Pitt alums aim to simplify subletting


Christian Snyder | Editor in Chief

For students searching for the perfect summer or fall apartment to sublet, scrolling through pages and pages of listings on Facebook or Craigslist can be an exhausting and difficult process. And for those looking for someone to sublet their place while they are away, their posts are often pushed to the bottom of the page, overwhelmed by everyone else’s desperate sublet inquiries.

Pitt alumni Asim Viqar and Shil Patel experienced these same difficulties when searching for places to stay on campus during the summer months, inspiring them to launch their own site, sublttr.com, this past March. Through this resource, students in the Pittsburgh or Philadelphia area can post listings or search for places that fit the criteria they are looking for.

“We realized the limitations of the various Facebook groups that are out there,” Viqar said. “To solve the problem we decided that a website dedicated to finding and posting sublets could really make this problem a lot easier for students around the country.”

Interested subletters can filter the listings by selecting the season they’d like to sublet in, their maximum price range, the number of bedrooms and bathrooms, as well as roommate preferences. Each listing also features a map of the surrounding area and an interactive street-view setting.

The summer after their junior year in 2016, Patel and Viqar — then roommates — both had internships at Penn Medicine at the University of Pennsylvania and needed to find someone to sublet their apartment in Pittsburgh. They posted a listing on Facebook, but with exams coming up and plenty of people searching for subletters, it became difficult to find anyone. The two ended up stuck paying rent for two months in an apartment they weren’t living in.

Viqar said he thinks Sublttr is a safer alternative to something like Facebook or Craigslist because in order to create an account, the site requires people to sign up with a “.edu” email address.

“This allows us to ensure that the website is exclusive to students, whereas with Craiglist you don’t have a lot of assurance when you’re posting for an apartment,” Viqar said.

On Craigslist, Patel said he has seen a lot of landlords post cheap apartments near the Cathedral of Learning, but he said these are often scams.

“A lot of landlords will crop their pictures and do things that may be misleading,” Patel said. “With Sublttr, it’s all people who are associated with the University and are typically not trying to make money off of this, so you feel a little more comfortable with the people that you’re talking to and what you’re seeing is really depicted as what it is.”

To further ensure safety, Sublttr allows people interested in an apartment to contact the person who posted the listing in a small textbox, but the person’s email address is not visible.

Patel also said he and Viqar spent a lot of time discussing how to make the site easy for anyone to use and asking other students what they’re most interested in seeing when searching for an apartment.

“[Viqar] and I went back and forth figuring out how to organize the data without overwhelming people,” Patel said. “The street-view option is really cool because you can see what the area looks like and you can see pictures inside and even outside the apartment.
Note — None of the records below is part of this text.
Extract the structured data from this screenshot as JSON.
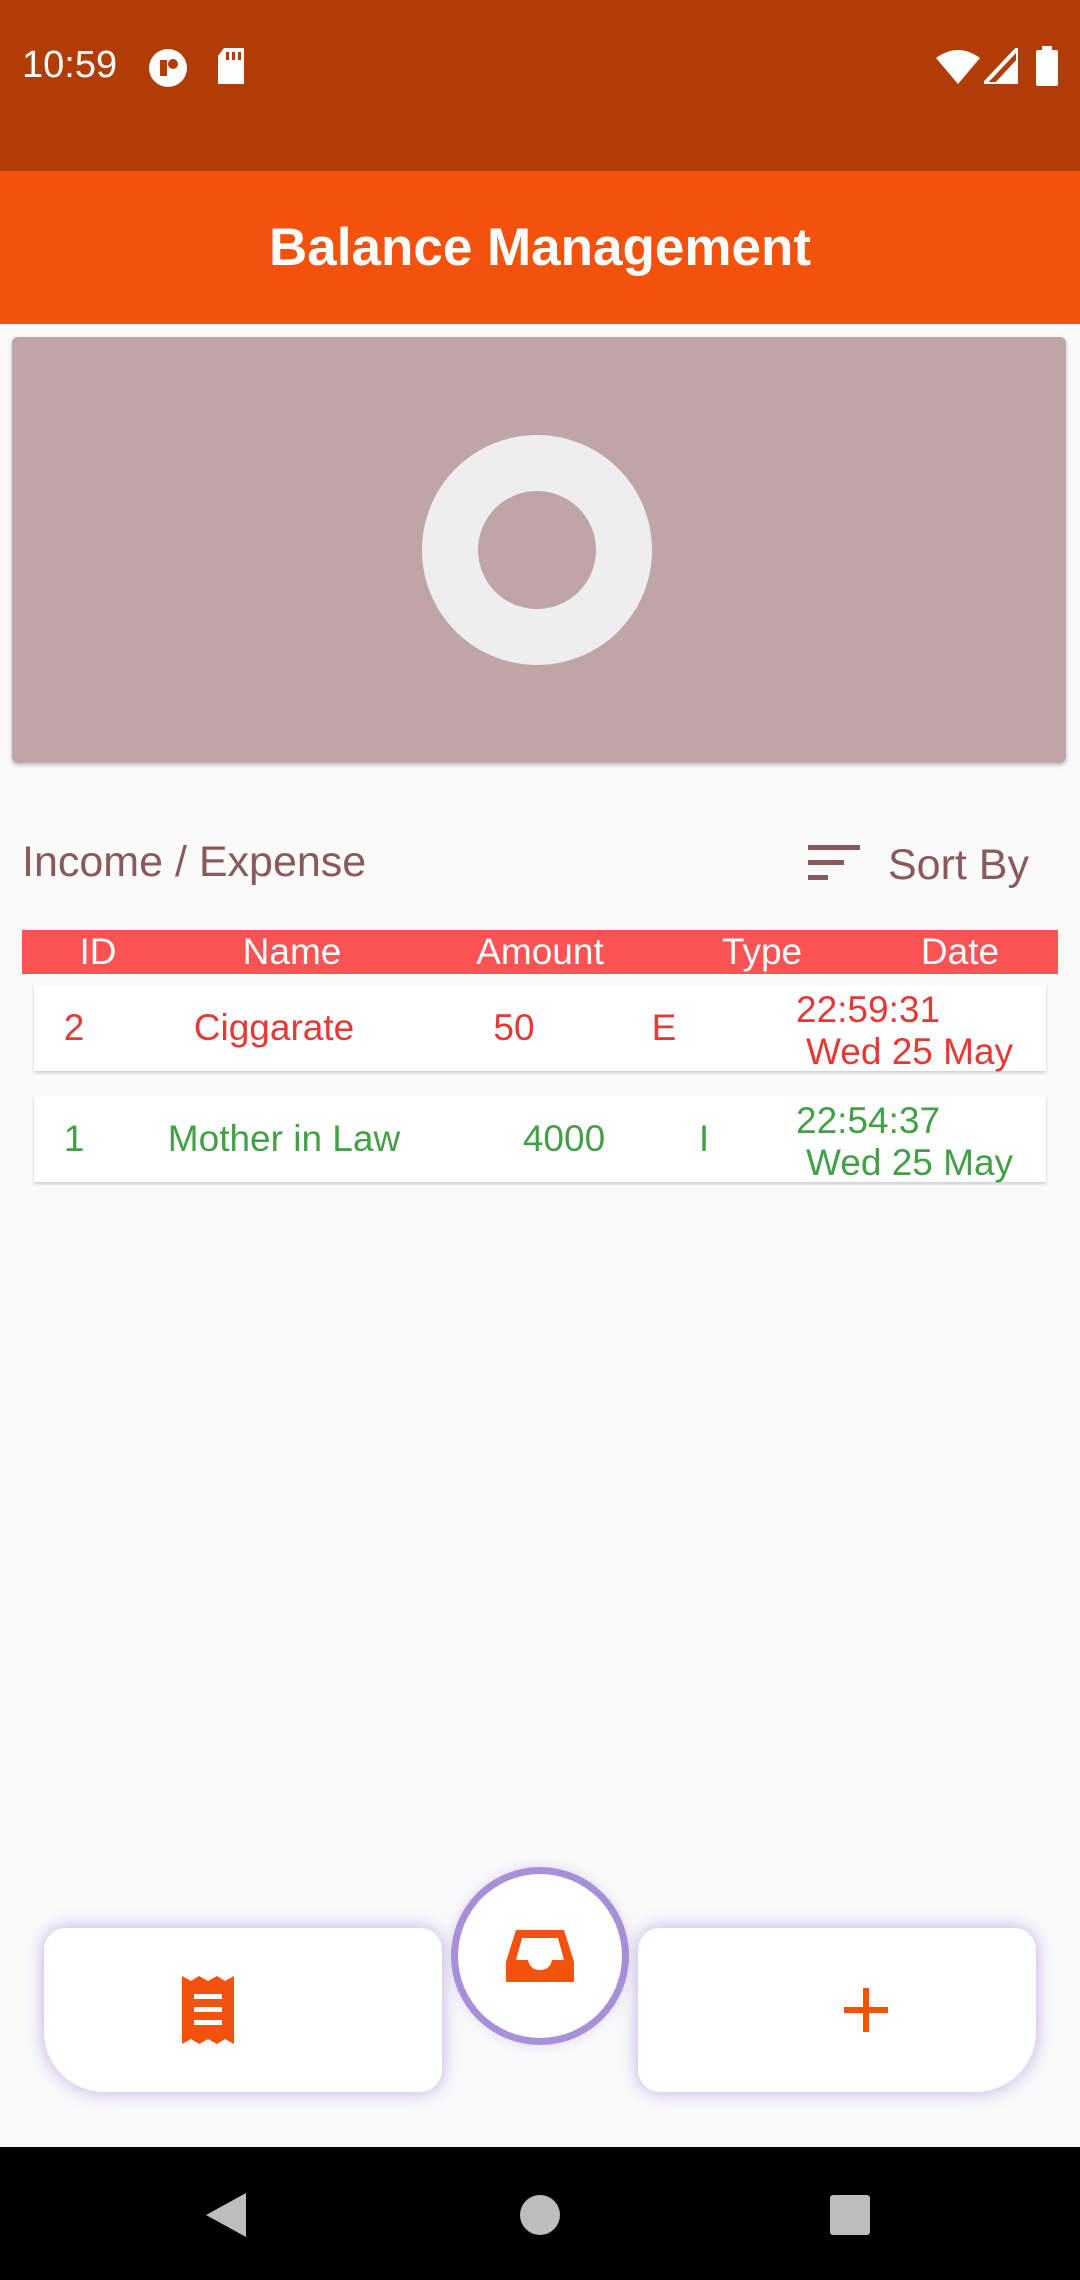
{
  "status_bar": {
    "time": "10:59",
    "icons": [
      "notification-app-icon",
      "sd-card-icon",
      "wifi-icon",
      "signal-icon",
      "battery-icon"
    ]
  },
  "app_bar": {
    "title": "Balance Management"
  },
  "chart": {
    "type": "donut",
    "state": "empty"
  },
  "list_header": {
    "label": "Income / Expense",
    "sort_label": "Sort By"
  },
  "table": {
    "columns": [
      "ID",
      "Name",
      "Amount",
      "Type",
      "Date"
    ],
    "rows": [
      {
        "id": "2",
        "name": "Ciggarate",
        "amount": "50",
        "type": "E",
        "time": "22:59:31",
        "date": "Wed 25 May",
        "kind": "expense",
        "color": "#E53935"
      },
      {
        "id": "1",
        "name": "Mother in Law",
        "amount": "4000",
        "type": "I",
        "time": "22:54:37",
        "date": "Wed 25 May",
        "kind": "income",
        "color": "#43A047"
      }
    ]
  },
  "bottom_nav": {
    "items": [
      "receipt-icon",
      "inbox-icon",
      "add-icon"
    ],
    "accent": "#F2520B"
  },
  "colors": {
    "status_bar": "#B23C06",
    "app_bar": "#F2520B",
    "table_header": "#FB5354",
    "chart_bg": "#BFA5A7"
  }
}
Our goal for the next year is to see what else we can incorporate to the website and making changes based on feedback we receive.”

Viqar stressed the ability to filter search results with Sublttr as a major advantage over Facebook’s housing pages.

“[If you] click the filter button, then it really narrows down your results and helps you find an apartment that matches your specific criteria,” Patel said. “That’s one of the issues we saw with Facebook. There’s no way to narrow your search. If you go to a group that’s dedicated to Pitt students subletting, you are just presented with a continuous list of options.”

Current subletter Sean Tighe — a rising junior bioengineering major — completely avoided using any online resources to find the apartment he is subletting this summer. He said he considers himself lucky because he found his sublet by asking his landlord for next year if he knew of anything available — and fortunately, he did. But Tighe has had issues in the past with subletting.

“Last year when I moved in, I found out I would be living in the basement, which was alright because it was nice and cool down there,” Tighe said. “But it was also really sketchy and we ended up getting spiders and centipedes, and it was kind of gross. But it was just the summer so if you can tough it out, then it’s fine.”

But if Tighe got into a more desperate situation where he needed to either sublet his own apartment or find a sublet, he said he would use Sublttr.

“[When] I was trying to sublet this apartment I’m in right now, I needed to fill space because there’s like four bedrooms,” Tighe said. “So if I needed that filled up, I would [have] definitely used [Sublttr] because it was getting close to the end of the spring semester, and I still needed one more person.”

Viqar and Patel plan to expand the site so it is accessible to students in other cities, not just Pittsburgh and Philadelphia. They said the site has received a lot of positive feedback, and that they will continue to market it to local employers and internship programs. In particular, Viqar said one of his goals for Sublttr is that it serves as a central place where anyone from around the world can access it to find sublets.

“I think this problem exists in all schools across the country,” Viqar said. “People come to schools from around the world, and knowing that there’s this central place called Sublttr for whatever city you’re going to [would be] really useful.”